“There may be areas where a high game interest predominates, as is currently found… on some upland areas, where contiguous properties are managed principally for grouse. In these regions some predators could be scarce as a result. We see nothing intrinsically wrong in this, provided it is offset by good numbers of the same predators in other regions”
The GWCT want gamekeepers to have the right to cull Hen Harriers – “limited culls, target predator densities and other mechanisms should be used to serve the long-term interest of the predator as well as the game population”.
So, any agreement with driven grouse shooting representatives is working towards an endgame where Hen Harriers eventually have to be ‘controlled’, in some way. As allowing the birds to be killed legally could never be acceptable, we’ve been presented with ‘brood management’ – and the RSPB will continue to be pressured to agree to this (and pressured not to agree to it, too).
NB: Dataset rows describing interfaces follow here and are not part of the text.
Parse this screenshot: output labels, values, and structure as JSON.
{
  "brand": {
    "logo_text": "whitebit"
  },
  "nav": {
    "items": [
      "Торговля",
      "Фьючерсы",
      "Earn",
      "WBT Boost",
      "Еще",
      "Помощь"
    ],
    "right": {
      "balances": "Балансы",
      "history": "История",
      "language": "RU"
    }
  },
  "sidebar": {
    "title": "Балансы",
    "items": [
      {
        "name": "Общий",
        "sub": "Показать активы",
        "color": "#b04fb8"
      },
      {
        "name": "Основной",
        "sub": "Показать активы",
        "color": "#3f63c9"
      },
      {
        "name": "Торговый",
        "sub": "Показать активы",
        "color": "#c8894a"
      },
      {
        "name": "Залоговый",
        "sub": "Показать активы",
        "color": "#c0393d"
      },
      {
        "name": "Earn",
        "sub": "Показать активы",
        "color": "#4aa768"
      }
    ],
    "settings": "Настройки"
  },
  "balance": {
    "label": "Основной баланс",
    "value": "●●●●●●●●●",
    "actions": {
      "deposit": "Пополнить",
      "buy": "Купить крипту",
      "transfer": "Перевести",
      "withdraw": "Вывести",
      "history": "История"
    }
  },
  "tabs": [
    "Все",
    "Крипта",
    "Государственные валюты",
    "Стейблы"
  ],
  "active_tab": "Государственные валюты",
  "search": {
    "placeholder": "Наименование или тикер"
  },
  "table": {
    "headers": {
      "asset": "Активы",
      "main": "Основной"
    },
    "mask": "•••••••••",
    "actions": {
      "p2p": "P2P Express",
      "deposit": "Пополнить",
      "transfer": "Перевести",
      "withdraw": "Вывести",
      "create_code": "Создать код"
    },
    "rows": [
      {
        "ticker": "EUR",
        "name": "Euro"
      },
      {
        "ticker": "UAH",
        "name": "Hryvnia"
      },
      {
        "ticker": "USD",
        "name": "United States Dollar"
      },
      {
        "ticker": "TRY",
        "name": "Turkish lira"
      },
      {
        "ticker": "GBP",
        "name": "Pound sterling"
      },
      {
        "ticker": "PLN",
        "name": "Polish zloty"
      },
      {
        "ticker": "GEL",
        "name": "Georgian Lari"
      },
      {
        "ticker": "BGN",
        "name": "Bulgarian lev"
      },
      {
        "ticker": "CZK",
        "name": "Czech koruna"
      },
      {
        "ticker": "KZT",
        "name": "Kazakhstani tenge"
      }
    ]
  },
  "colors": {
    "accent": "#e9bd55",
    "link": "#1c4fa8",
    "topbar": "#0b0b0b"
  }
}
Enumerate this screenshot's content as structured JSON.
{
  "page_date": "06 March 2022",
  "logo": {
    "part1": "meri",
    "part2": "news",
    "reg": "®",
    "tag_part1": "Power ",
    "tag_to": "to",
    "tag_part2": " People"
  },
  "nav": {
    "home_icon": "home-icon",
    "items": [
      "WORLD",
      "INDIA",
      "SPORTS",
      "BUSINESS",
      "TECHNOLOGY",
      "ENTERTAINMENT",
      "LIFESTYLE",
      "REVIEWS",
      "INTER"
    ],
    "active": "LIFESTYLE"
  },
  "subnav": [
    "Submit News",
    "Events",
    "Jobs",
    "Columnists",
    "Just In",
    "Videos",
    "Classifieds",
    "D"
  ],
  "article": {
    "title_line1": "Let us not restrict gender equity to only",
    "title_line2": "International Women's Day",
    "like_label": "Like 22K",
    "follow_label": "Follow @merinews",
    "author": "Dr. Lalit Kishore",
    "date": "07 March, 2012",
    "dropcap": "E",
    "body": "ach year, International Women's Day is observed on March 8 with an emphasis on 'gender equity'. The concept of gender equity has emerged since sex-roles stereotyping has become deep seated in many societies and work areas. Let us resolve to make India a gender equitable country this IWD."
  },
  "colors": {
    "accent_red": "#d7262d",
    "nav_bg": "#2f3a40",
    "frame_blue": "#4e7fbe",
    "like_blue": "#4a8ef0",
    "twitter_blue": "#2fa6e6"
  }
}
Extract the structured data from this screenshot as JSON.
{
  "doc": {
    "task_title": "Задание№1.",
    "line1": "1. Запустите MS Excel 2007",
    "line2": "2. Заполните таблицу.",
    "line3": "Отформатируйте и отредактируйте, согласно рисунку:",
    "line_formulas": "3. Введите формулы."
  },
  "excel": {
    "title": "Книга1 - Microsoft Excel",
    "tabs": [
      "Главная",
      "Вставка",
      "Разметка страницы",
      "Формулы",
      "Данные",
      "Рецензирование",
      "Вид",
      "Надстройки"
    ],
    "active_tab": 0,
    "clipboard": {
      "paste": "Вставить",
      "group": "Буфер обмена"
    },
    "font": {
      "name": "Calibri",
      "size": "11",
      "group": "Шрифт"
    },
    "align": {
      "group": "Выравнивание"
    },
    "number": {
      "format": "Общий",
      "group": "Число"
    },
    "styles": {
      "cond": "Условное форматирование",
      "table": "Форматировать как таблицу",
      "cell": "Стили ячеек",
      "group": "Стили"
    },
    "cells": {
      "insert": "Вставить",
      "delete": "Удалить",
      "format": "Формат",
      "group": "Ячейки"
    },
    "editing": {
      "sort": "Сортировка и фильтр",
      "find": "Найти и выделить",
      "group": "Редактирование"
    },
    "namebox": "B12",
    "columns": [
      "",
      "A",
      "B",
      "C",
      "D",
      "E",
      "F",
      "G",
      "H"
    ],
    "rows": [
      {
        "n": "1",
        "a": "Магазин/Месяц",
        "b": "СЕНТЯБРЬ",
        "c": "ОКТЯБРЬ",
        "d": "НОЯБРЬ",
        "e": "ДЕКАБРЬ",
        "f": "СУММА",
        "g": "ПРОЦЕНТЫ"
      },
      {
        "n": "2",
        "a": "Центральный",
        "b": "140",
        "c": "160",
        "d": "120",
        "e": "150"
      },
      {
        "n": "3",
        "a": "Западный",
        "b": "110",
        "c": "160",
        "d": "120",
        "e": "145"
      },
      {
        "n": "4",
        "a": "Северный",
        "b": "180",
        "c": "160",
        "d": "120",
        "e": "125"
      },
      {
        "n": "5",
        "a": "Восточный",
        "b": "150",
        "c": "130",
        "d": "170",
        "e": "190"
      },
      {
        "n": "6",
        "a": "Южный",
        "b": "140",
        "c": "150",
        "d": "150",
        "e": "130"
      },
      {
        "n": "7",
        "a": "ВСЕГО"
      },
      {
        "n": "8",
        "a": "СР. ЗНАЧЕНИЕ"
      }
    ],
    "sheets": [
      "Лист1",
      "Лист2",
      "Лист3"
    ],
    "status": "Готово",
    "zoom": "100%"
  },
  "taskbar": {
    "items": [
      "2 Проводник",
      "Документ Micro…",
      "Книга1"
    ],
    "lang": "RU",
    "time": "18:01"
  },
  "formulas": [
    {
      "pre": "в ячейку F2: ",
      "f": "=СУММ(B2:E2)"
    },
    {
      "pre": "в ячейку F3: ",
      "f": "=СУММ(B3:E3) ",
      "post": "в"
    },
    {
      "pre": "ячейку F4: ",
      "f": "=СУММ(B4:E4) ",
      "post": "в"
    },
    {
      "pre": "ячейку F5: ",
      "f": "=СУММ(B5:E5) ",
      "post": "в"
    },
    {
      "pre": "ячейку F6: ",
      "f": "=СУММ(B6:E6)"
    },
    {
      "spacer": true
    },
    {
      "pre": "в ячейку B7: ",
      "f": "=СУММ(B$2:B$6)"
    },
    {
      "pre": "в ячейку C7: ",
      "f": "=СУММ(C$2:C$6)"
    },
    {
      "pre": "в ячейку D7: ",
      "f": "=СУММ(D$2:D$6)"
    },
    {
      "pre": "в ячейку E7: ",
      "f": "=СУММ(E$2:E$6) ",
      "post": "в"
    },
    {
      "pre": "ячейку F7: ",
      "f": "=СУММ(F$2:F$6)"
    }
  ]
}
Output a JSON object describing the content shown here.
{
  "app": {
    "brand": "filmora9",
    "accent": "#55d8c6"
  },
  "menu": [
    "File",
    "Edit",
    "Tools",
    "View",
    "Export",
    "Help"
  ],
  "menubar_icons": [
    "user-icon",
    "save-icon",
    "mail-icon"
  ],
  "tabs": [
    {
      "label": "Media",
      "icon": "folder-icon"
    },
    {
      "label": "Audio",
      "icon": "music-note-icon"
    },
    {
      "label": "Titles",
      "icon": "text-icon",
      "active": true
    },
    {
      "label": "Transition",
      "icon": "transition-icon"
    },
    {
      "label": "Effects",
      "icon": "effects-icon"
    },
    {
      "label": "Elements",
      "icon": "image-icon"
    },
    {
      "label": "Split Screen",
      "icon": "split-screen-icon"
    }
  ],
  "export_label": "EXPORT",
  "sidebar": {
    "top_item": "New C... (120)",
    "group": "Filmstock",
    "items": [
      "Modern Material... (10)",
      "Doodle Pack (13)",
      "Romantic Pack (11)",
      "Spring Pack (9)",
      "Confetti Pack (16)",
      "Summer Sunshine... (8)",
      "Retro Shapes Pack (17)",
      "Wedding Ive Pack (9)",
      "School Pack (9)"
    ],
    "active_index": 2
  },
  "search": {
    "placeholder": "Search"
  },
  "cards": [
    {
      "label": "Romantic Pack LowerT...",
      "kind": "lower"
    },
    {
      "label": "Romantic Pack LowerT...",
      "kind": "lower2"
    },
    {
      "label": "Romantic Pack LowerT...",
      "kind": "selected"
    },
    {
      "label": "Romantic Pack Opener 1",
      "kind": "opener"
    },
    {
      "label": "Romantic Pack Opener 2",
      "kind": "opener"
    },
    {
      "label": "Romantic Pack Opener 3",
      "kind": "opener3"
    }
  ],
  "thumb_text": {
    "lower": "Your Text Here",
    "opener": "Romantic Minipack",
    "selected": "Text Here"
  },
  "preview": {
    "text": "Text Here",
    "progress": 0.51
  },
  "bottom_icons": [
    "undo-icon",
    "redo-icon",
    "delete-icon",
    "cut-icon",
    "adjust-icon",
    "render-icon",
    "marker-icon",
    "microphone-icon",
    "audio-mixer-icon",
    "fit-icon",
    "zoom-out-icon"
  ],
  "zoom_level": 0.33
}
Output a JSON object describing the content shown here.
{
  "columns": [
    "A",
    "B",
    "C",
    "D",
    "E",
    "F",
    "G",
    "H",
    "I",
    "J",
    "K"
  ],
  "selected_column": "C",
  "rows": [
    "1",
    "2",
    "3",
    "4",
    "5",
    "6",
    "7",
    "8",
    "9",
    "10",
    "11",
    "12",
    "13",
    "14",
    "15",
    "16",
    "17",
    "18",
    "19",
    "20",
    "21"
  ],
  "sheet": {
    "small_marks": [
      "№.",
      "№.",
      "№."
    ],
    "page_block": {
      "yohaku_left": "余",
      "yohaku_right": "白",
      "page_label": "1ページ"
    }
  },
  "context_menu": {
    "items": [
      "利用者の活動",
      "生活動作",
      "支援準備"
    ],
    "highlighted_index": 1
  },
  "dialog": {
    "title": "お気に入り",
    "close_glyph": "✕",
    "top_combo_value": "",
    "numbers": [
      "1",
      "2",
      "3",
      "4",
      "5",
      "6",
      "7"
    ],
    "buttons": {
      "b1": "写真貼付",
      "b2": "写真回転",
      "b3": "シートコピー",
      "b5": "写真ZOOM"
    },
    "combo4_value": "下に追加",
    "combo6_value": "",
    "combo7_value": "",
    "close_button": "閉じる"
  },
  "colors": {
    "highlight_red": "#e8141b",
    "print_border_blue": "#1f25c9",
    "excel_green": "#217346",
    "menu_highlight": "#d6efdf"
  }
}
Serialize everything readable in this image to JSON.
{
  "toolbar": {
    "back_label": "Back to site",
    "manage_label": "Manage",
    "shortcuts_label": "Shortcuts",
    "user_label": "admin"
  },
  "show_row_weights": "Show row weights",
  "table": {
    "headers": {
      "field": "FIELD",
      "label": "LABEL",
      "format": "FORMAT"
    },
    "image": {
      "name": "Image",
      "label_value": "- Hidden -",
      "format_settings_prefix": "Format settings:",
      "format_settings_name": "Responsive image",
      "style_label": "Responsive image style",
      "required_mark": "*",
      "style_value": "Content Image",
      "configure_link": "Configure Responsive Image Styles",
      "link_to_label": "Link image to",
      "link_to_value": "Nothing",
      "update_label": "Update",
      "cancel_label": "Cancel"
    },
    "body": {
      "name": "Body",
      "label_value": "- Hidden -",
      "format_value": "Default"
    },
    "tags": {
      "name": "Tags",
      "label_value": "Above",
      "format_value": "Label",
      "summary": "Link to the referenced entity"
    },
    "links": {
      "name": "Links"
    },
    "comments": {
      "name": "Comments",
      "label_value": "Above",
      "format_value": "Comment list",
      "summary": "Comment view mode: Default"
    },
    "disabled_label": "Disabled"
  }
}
I would be interested to read Martin’s views on the second of the Plan's two ‘success criteria’, which states that the Hen Harrier population should ‘coexist with local business interests and… contribute to a thriving rural economy’. It strikes me that it’s the UK’s job to have a thriving rural economy that operates without excluding legally protected Hen Harriers, rather than it being the Hen Harrier’s job to create economic prosperity for people!
We need to see many more Hen Harriers breeding successfully in the uplands and they should be joined by many more of our native raptors - including Goshawks, Peregrines, Merlins and Golden Eagles. And as the Walshaw Moor case demonstrates, raptor persecution is just one part of the story when it comes to reviewing the environmental impacts of driven grouse shooting.
I know, it's devastating, me and Red Kite languishing on zero, just behind Martin and Black Gull with one each - shades of the Eurovision Song Contest all over again. I guess I'll just have to unfriend you all....
And it looks like Celtic will win the Scottish Premiership, with Aberdeen not having the consistency to maintain their valiant challenge, again.
Wonder how Formatine United are getting on, they're the last hope.....
Keith. You have very kindly shared your interest in the RSPB as a 'member and volunteer'.
Would you mind also sharing your shooting interests as it isn't mentioned in your Songbird Survival profile.
I notice you were a speaker at this conference
Here are Songbird Survival's links to shooting. The trustees seem to have changed so we need a more updated source but gives an idea
and for the RPUK's insight some more discussion here
Well Keith C not a single "like" for any of your comments so far! Could you be in minority of one? Rally your troops.
please could you change 'insufficiently compelling or revealing' to something more like the facts.
When i wrote to the police accusing them of that very thing they were very clear to point out that i was mistaken. I liked that.
'ad hominem' means 'to the man'
I'm laughing at Songbird Survival not a man.
You’re correct, I should have written ‘…..for the Derbyshire constabulary to take any ‘further’ action.’
Keith Cowieson, RSPB member & volunteer